About Digital Photography

Most serious photographers and all professionals use a Single Lens reflex camera (SLR), the definition of an SLR camera is that the image is captured exactly as you see it in the viewfinder. However there are now two types of SLR the single lens reflex film (SLRF) and the single lens digital (SLRD). They are both single lens camera, but digital does not use film and the resulting image can be processed at home with the aid of a photographic editor such as Photoshop. There are now SLR style digital cameras that have an EVF (electronic view finder) that displays on a small monitor inside the viewvinder what the image sensor is seeing.

The image capturing component in a traditional camera is film. When film is exposed to an image, it makes a chemical record of the pattern of light, coming through the lens. Film has a collection of light sensitive frames, suspended on a strip of plastic. Colour film has three different layers of light sensitive material, which respond to red, green and blue (known as the (RBG) values. When the film is developed, it is exposed to chemicals, which dye the separate layers of film, into a colour negative.
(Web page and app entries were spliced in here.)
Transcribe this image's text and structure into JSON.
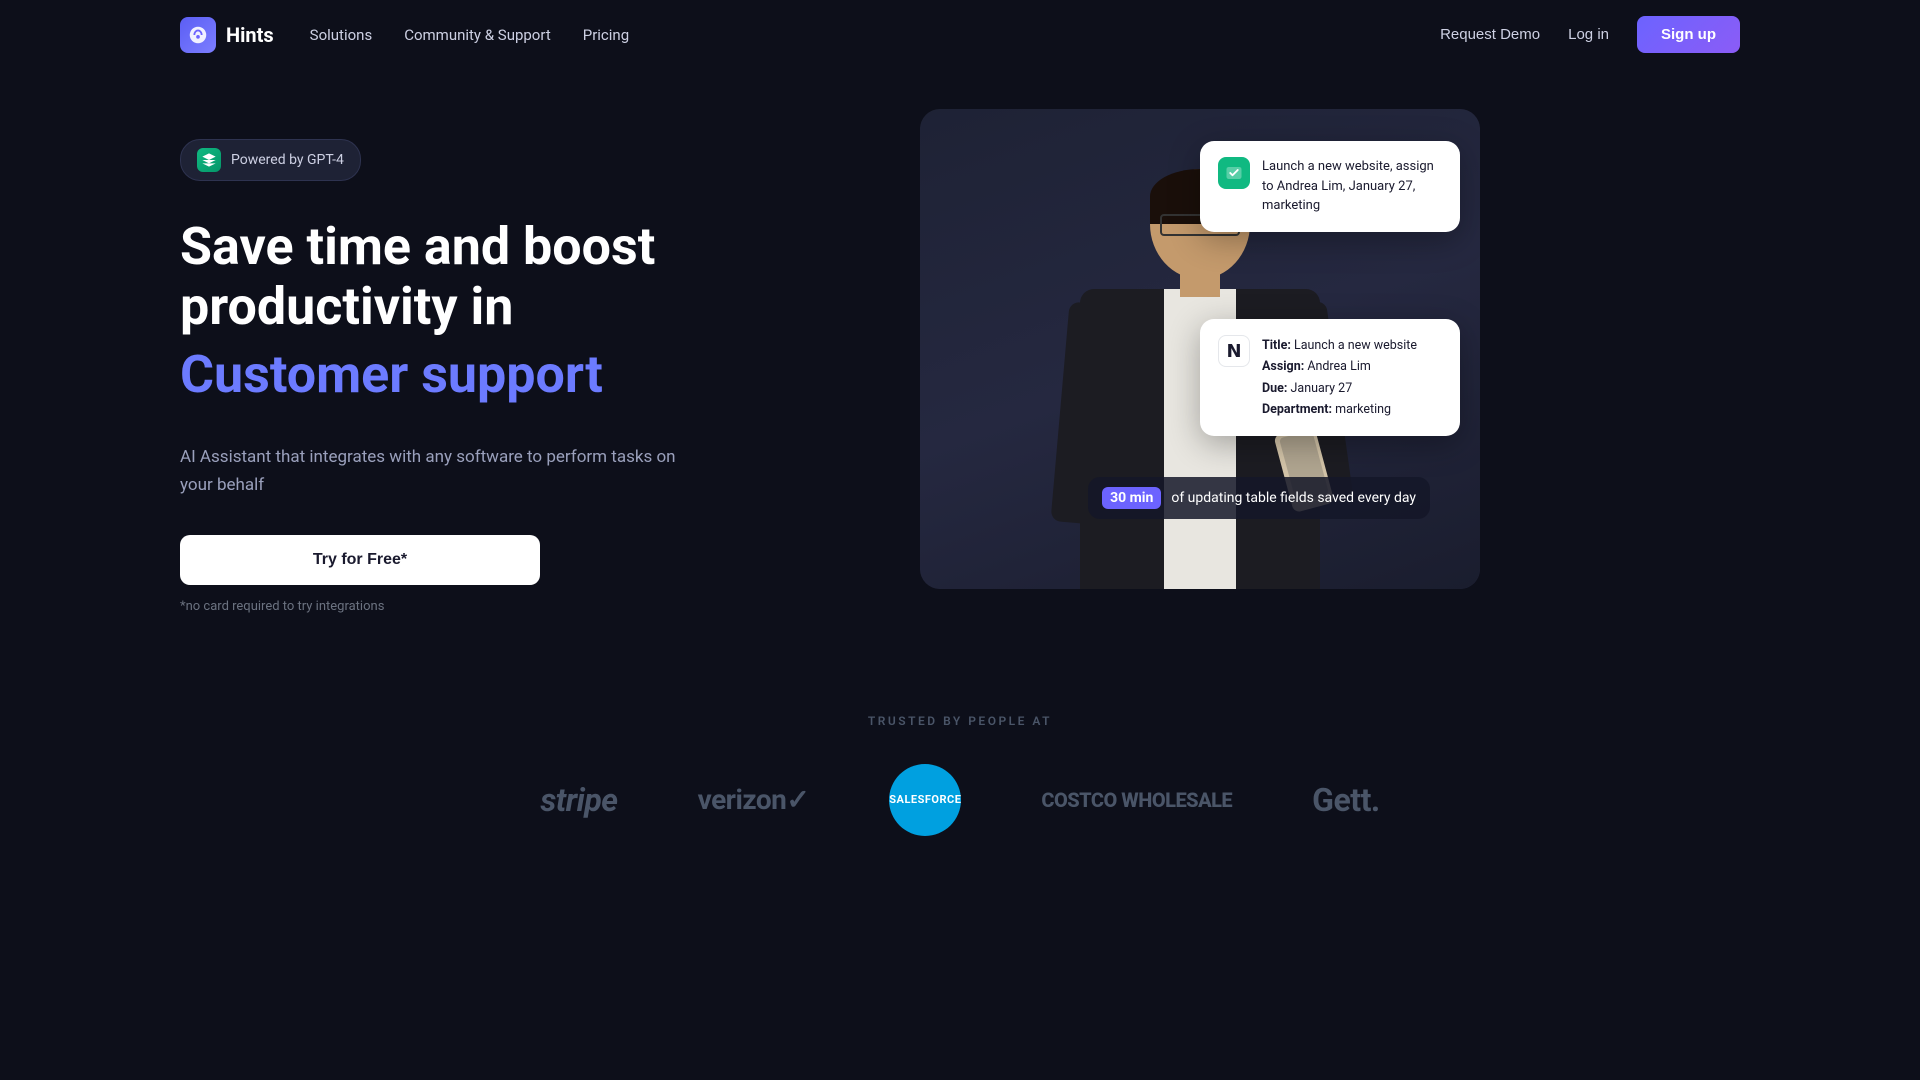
{
  "navbar": {
    "logo_text": "Hints",
    "nav_links": [
      {
        "label": "Solutions",
        "id": "solutions"
      },
      {
        "label": "Community & Support",
        "id": "community"
      },
      {
        "label": "Pricing",
        "id": "pricing"
      }
    ],
    "request_demo": "Request Demo",
    "login": "Log in",
    "signup": "Sign up"
  },
  "hero": {
    "badge_text": "Powered by GPT-4",
    "headline_line1": "Save time and boost",
    "headline_line2": "productivity in",
    "headline_accent": "Customer support",
    "description": "AI Assistant that integrates with any software to perform tasks on your behalf",
    "cta_button": "Try for Free*",
    "cta_note": "*no card required to try integrations"
  },
  "task_card_1": {
    "text": "Launch a new website, assign to Andrea Lim, January 27, marketing"
  },
  "task_card_2": {
    "title_label": "Title:",
    "title_value": "Launch a new website",
    "assign_label": "Assign:",
    "assign_value": "Andrea Lim",
    "due_label": "Due:",
    "due_value": "January 27",
    "dept_label": "Department:",
    "dept_value": "marketing"
  },
  "time_badge": {
    "highlight": "30 min",
    "text": "of updating table fields saved every day"
  },
  "trusted": {
    "label": "TRUSTED BY PEOPLE AT",
    "companies": [
      {
        "name": "stripe",
        "display": "stripe"
      },
      {
        "name": "verizon",
        "display": "verizon✓"
      },
      {
        "name": "salesforce",
        "display": "salesforce"
      },
      {
        "name": "costco",
        "display": "COSTCO WHOLESALE"
      },
      {
        "name": "gett",
        "display": "Gett."
      }
    ]
  }
}
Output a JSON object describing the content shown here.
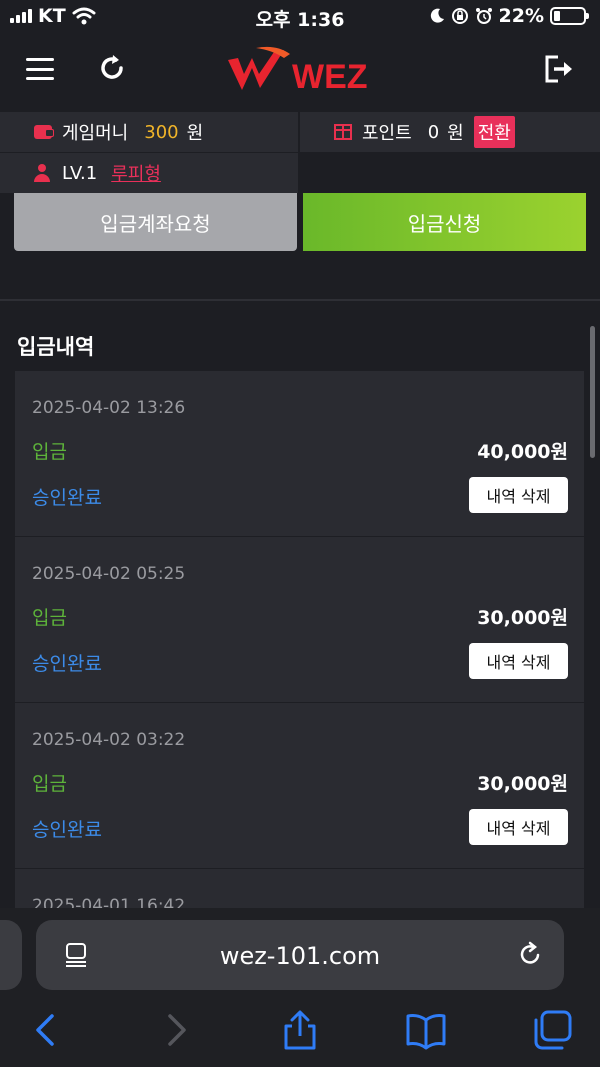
{
  "status_bar": {
    "carrier": "KT",
    "time": "오후 1:36",
    "battery": "22%",
    "battery_level": 0.22
  },
  "header": {
    "logo_text": "WEZ",
    "icons": [
      "hamburger-menu-icon",
      "refresh-icon",
      "logout-icon"
    ]
  },
  "user_info": {
    "game_money_label": "게임머니",
    "game_money_value": "300",
    "game_money_unit": "원",
    "point_label": "포인트",
    "point_value": "0",
    "point_unit": "원",
    "convert_label": "전환",
    "level": "LV.1",
    "level_name": "루피형"
  },
  "actions": {
    "account_request": "입금계좌요청",
    "deposit_request": "입금신청"
  },
  "history": {
    "title": "입금내역",
    "items": [
      {
        "date": "2025-04-02 13:26",
        "type": "입금",
        "amount": "40,000원",
        "status": "승인완료",
        "delete_label": "내역 삭제"
      },
      {
        "date": "2025-04-02 05:25",
        "type": "입금",
        "amount": "30,000원",
        "status": "승인완료",
        "delete_label": "내역 삭제"
      },
      {
        "date": "2025-04-02 03:22",
        "type": "입금",
        "amount": "30,000원",
        "status": "승인완료",
        "delete_label": "내역 삭제"
      },
      {
        "date": "2025-04-01 16:42",
        "type": "",
        "amount": "",
        "status": "",
        "delete_label": ""
      }
    ]
  },
  "browser": {
    "url": "wez-101.com"
  },
  "colors": {
    "background": "#1d1e23",
    "panel": "#2a2b31",
    "accent_red": "#e8305a",
    "gold": "#f0b429",
    "green": "#5db33a",
    "blue": "#3c8be8",
    "ios_blue": "#2f7cf6"
  }
}
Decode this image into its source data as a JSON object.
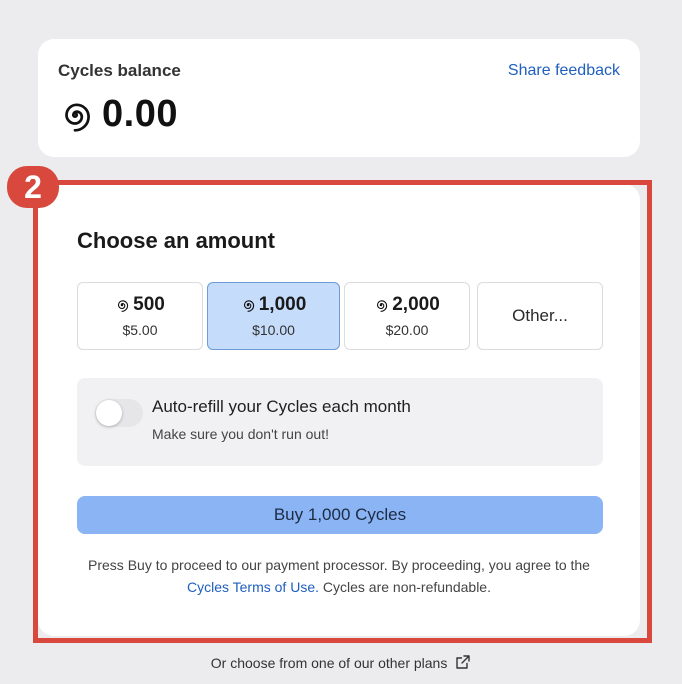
{
  "balance": {
    "label": "Cycles balance",
    "value": "0.00",
    "share_feedback": "Share feedback"
  },
  "step_badge": "2",
  "amount": {
    "title": "Choose an amount",
    "options": [
      {
        "cycles": "500",
        "price": "$5.00",
        "selected": false
      },
      {
        "cycles": "1,000",
        "price": "$10.00",
        "selected": true
      },
      {
        "cycles": "2,000",
        "price": "$20.00",
        "selected": false
      }
    ],
    "other_label": "Other..."
  },
  "auto_refill": {
    "title": "Auto-refill your Cycles each month",
    "subtitle": "Make sure you don't run out!",
    "enabled": false
  },
  "buy_button": "Buy 1,000 Cycles",
  "terms": {
    "prefix": "Press Buy to proceed to our payment processor. By proceeding, you agree to the",
    "link": "Cycles Terms of Use.",
    "suffix": "Cycles are non-refundable."
  },
  "footer": {
    "text": "Or choose from one of our other plans"
  },
  "colors": {
    "accent_red": "#d9483c",
    "selected_bg": "#c5dcfb",
    "button_blue": "#8ab4f4",
    "link_blue": "#1f5fbf"
  }
}
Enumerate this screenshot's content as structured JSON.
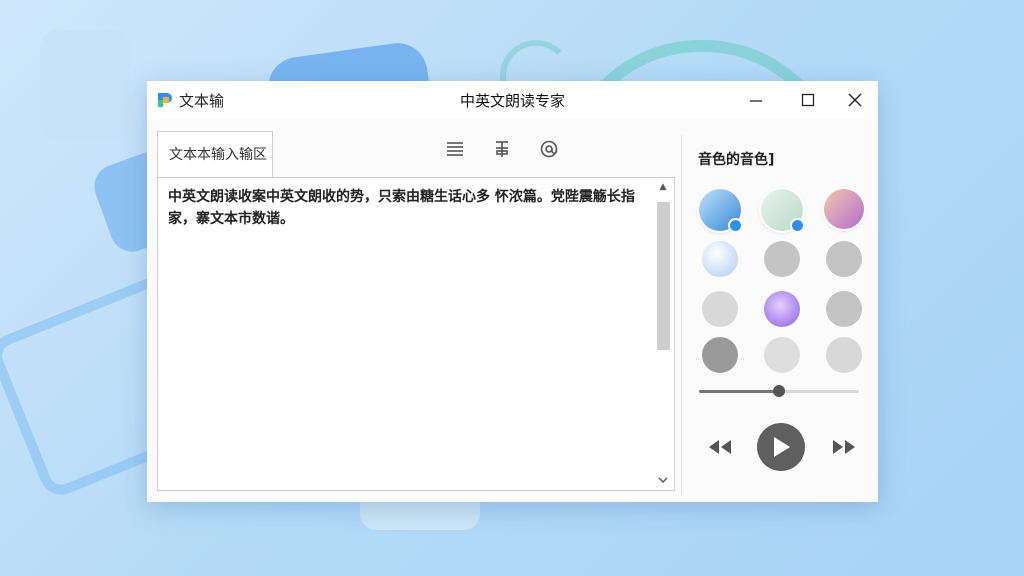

All modern film is made up of silver halide crystals.

Observatory 2The digital revolution is the conversion of analog information, which is represented by a gradually fluctuating wave, to digital information represented by bits. This shift in technology has revolutionized both visual and audio information, in the form of cameras, televisions, and MP3 players. While SLRF cameras relied on a chemical process to cature an image onto film, all digital cameras have their own computers, which processes and records images from the image sensor electronically. Essentially the digital camera replaces the analog film with a digital sensor. Each part of the image is broken down into "pixels", which is a contraction of 'picture element'. When monitors display images they are arranged in rows and columns, separated into thousands of little squares (pixels)of color. They are so minute that they appear to be connected, but if you zoom into this the squares are quite separate.

These pixels are the smallest dot that can be displayed by a monitor, and combined together they display the completed image.

Because of the enormous difference in the way the two types of camera work, there has been in many people's mind a huge confusion as to what type of camera to buy. Added to that there are three types of SLRD cameras. SLRF cameras had conventional shapes, because it was necessary to have room for the film, and the light path, SLRD cameras do not have these constraints.

At the lower end of the market for the digital cameras are the 'Point And Shoot', their SLRF equivalent is known as 'Idiot Proof'. They have low resolutions of between 4 - 12 million pixels. The next level is the proconsumer camera typically with a resolution of 6-15 million pixels. At the top end of the market the resolution is between 12-21 million pixels. The greater the number of pixel resolution the better the quality of the resultant image.

As with any new technology there are 'pros and cons' with both types of cameras, and it was thought it would be a decade or more before digital cameras replace SLRF, if indeed they ever do, more likely the SLRF cameras will be retained for use in a specialist market. It is also fair to say that the quality of digital cameras has improved enormously in the last ten years, and the price has also reduced dramatically. For most people the option of 35mm film is no longer an option. Kodak no longer makes or distributes 35mm color film in the U.S.

One major factor determining the choice of camera is weight. Typically the SLRD camera is half the weight of it's SLRF counterpart. The point and shoot is fully automatic, but like their counterpart the idiot proof they do not give the photographer much creative control. Although this has changed with the new "super zooms" that have all the crestive control featues of an SLRF except interchangeable lenses. They have earned their stripes, on the occasions when a photographic opportunity would have been missed with SLRF. The middle of the range family of digital cameras represent the fastest growing demand for new cameras as they represent the ease of digital with a higher level of creative control. You can also make larger prints, as well as use the function of through the lens focusing. The higher resolution top of the range digital cameras offer the same wider exposure controls and the ability to use different lens, in other words they offer the best of the features of analog photography to digital photography. The most recent development in digital cameras has been the development of a standard image sensor in the ratio of 4:3. As the image sensor has a standard size and shape, the mount for the lenses can be identical. One factor not to be forgotten in deciding whether or not to go digital, is that the quality of the lens is still of paramount importance, it is still better to have a cheaper body and higher grade lens. Josh @ Cambria

Another major element is that digital image sensors are smaller than frames of film, which means that the lens can be correspondingly smaller and lighter. Until the development of the 4:3 ratio systems, digital cameras used conventional lenses. New formats are available and emerging every year (4/3's and micro 4/3's) but there are compromises when making things smaller and we'll discuss that in another article.

The type of digital camera to choose is as complex as buying a car, it is a matter of personal choice, dictated by what it is used for, and the available amount of money to spend. Fortunately there is a large amount of help in this respect already available on the Internet for you to research.

One of the major drawbacks of using digital, was that the quality of prints produced on a personal computer's printer was less than satisfactory. This obstacle has been overcome by two developments; online printing centers and professional series printers using pigments inks instead of dyes like early inkjet printers. For an online printing center you upload the film to them and they print the images and they are returned by post, with a professional standard Some services even allow you upload, adjust images and then pick them up in an hour at WalMart or Target.